**Your assignment:** Which of the lines below contain the string "created"? Copy each one.

**Data for this task:**

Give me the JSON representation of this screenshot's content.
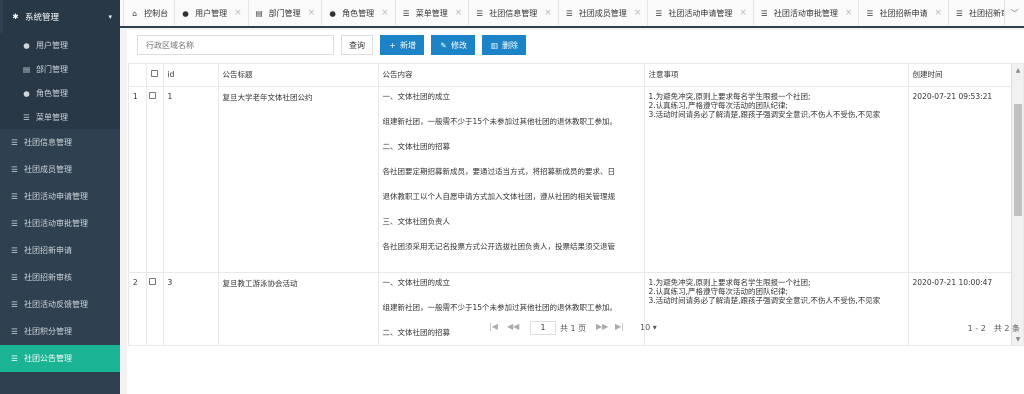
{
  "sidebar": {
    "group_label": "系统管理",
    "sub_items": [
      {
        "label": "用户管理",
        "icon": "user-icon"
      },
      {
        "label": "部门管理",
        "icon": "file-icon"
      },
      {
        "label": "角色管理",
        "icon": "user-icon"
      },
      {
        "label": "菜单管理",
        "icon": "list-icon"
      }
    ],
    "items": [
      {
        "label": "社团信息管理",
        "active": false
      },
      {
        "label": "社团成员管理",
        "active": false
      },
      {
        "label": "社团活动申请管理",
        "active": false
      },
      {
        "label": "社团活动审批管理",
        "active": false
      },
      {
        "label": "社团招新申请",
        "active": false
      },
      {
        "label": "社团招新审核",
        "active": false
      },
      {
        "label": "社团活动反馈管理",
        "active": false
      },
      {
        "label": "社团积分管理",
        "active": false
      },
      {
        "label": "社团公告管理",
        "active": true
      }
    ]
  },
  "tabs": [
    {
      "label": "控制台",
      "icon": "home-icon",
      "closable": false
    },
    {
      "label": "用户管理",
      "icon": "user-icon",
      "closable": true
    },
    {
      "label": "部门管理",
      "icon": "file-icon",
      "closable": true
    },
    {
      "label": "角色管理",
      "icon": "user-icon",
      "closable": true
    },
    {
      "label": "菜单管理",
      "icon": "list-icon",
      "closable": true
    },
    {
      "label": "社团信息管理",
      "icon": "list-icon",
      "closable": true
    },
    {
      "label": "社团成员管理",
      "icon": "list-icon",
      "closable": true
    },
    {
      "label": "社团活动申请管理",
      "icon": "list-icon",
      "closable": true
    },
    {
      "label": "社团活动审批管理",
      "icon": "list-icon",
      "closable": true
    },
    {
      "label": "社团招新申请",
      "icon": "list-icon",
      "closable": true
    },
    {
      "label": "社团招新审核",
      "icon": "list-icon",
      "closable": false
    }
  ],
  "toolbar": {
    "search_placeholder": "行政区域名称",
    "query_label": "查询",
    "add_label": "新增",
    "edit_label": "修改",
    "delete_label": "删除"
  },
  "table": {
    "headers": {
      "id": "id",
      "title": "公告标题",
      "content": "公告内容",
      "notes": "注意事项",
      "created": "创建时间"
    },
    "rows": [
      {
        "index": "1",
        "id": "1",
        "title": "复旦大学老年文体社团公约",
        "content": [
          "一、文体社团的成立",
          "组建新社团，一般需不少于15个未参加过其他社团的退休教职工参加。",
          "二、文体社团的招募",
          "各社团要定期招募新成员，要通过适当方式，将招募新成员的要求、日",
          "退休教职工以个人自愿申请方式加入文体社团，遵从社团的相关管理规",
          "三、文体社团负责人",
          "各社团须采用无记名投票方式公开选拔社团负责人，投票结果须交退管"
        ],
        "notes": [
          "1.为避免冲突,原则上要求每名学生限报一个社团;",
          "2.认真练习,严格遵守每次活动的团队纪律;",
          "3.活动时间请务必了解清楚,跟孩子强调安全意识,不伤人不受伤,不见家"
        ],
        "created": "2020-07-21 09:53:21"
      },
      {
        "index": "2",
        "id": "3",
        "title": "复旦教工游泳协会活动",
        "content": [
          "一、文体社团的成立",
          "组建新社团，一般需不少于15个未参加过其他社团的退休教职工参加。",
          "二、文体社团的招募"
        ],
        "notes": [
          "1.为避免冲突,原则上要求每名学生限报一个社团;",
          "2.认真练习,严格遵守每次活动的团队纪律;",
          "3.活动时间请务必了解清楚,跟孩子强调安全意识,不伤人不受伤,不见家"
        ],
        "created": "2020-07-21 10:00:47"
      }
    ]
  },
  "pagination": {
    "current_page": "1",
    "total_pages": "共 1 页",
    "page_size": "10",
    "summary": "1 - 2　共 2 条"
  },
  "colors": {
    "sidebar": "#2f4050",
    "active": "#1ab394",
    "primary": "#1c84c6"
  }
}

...

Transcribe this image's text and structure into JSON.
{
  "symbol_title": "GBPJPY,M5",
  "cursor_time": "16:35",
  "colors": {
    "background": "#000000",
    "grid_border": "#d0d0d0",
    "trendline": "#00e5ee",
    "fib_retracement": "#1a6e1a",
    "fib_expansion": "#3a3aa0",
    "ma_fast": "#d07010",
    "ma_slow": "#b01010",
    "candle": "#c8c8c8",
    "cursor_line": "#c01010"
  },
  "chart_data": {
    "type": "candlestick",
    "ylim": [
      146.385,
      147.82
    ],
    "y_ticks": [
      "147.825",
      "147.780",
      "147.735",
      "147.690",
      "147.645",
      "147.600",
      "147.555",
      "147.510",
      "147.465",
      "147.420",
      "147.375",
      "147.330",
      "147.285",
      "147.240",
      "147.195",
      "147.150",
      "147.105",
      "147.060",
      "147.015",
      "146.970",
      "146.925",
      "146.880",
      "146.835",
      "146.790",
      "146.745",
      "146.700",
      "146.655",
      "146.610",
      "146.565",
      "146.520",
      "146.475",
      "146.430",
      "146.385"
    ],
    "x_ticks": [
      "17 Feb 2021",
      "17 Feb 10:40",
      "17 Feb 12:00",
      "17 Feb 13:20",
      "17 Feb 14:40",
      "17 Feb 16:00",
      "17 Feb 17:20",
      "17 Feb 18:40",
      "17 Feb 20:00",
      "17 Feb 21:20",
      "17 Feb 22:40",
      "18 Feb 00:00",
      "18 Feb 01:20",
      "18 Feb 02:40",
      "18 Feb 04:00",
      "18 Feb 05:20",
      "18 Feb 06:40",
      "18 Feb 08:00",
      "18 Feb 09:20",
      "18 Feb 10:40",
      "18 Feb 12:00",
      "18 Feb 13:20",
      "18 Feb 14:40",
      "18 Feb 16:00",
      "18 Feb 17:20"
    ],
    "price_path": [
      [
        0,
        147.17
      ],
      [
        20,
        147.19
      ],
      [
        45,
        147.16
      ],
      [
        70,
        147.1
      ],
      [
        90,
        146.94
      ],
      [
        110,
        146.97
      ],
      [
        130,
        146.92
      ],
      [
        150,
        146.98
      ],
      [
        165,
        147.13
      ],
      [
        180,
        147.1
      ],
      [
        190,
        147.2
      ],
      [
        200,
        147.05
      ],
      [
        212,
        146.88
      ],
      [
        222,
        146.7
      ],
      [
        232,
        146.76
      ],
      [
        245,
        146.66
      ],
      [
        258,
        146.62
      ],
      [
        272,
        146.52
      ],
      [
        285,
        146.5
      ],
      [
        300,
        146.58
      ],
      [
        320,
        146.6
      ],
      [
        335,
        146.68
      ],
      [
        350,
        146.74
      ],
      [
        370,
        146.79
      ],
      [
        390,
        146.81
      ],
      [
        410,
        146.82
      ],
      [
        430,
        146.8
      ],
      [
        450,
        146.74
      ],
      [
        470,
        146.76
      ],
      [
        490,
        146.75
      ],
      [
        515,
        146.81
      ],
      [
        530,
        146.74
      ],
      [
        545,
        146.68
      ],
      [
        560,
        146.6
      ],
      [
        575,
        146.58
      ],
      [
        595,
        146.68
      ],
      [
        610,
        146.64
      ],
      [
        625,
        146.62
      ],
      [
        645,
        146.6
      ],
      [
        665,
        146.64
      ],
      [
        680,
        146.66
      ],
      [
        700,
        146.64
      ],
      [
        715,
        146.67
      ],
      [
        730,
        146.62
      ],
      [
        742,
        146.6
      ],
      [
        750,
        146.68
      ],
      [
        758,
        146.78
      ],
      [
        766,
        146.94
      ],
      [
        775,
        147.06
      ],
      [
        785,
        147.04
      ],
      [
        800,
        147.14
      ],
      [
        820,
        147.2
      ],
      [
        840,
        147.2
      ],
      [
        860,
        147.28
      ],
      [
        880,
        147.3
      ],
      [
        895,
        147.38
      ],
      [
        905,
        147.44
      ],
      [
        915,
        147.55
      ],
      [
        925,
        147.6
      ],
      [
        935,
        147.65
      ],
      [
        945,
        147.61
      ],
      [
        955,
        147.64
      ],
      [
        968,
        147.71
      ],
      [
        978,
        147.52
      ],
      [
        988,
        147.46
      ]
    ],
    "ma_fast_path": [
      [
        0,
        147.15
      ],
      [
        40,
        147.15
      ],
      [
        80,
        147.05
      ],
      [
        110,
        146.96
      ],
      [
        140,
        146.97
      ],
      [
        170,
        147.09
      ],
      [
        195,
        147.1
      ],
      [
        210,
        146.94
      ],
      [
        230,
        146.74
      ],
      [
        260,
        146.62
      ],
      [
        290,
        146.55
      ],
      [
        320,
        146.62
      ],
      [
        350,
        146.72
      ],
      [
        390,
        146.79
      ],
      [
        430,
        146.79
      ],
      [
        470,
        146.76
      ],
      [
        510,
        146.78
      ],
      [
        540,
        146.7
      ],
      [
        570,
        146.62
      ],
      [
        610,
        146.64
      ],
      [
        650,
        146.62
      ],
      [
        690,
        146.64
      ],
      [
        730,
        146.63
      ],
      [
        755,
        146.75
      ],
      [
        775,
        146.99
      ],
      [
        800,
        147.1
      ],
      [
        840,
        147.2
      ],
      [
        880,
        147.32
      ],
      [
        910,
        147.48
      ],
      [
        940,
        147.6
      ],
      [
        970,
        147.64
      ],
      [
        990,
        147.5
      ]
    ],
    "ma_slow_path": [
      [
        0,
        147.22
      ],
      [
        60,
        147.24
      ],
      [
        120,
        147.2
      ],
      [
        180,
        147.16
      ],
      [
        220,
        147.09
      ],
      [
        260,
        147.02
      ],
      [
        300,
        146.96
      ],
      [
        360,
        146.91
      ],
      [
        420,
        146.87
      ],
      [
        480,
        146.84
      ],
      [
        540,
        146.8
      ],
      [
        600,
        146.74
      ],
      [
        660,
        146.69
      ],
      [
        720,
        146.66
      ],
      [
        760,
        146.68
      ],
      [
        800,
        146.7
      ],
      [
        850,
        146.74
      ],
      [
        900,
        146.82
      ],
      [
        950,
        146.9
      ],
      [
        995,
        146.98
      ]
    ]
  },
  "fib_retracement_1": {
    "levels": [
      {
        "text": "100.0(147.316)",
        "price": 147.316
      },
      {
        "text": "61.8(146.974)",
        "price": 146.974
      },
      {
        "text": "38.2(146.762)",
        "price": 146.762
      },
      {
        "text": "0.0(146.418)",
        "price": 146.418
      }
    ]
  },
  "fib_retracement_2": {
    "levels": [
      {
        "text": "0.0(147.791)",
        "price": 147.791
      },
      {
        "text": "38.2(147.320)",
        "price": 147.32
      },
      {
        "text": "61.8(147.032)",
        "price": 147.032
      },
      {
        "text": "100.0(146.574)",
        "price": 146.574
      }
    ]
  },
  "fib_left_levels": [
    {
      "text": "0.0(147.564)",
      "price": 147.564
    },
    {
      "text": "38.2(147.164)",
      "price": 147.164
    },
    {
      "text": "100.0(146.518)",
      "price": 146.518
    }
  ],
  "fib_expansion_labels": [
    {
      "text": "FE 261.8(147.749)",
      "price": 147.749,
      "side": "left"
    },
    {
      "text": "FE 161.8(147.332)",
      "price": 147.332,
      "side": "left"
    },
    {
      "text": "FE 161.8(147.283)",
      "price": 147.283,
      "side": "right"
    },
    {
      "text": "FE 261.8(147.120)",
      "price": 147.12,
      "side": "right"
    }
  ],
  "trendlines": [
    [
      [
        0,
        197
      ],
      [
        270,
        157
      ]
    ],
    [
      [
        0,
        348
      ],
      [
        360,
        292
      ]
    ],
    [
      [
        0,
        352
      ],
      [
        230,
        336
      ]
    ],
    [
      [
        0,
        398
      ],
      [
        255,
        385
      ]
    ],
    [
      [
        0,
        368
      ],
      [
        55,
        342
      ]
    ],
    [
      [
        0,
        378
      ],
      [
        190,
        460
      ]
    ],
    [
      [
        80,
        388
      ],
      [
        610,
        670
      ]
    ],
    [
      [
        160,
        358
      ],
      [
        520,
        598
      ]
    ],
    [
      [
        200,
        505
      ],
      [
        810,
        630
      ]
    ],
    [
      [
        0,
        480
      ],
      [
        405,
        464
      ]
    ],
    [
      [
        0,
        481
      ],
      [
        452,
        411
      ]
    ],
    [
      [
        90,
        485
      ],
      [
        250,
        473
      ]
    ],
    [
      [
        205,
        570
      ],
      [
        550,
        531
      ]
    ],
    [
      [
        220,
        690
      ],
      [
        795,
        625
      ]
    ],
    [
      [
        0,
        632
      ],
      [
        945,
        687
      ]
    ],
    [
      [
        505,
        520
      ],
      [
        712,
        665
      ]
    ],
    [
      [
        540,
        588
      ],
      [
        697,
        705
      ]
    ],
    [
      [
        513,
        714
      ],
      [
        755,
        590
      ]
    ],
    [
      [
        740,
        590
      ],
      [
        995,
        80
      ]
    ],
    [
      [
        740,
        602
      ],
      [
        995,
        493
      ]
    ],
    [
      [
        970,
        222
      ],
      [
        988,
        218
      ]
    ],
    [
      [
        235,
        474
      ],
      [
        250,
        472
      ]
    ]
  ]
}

**Response area:**
      "created": "创建时间"
        "created": "2020-07-21 09:53:21"
        "created": "2020-07-21 10:00:47"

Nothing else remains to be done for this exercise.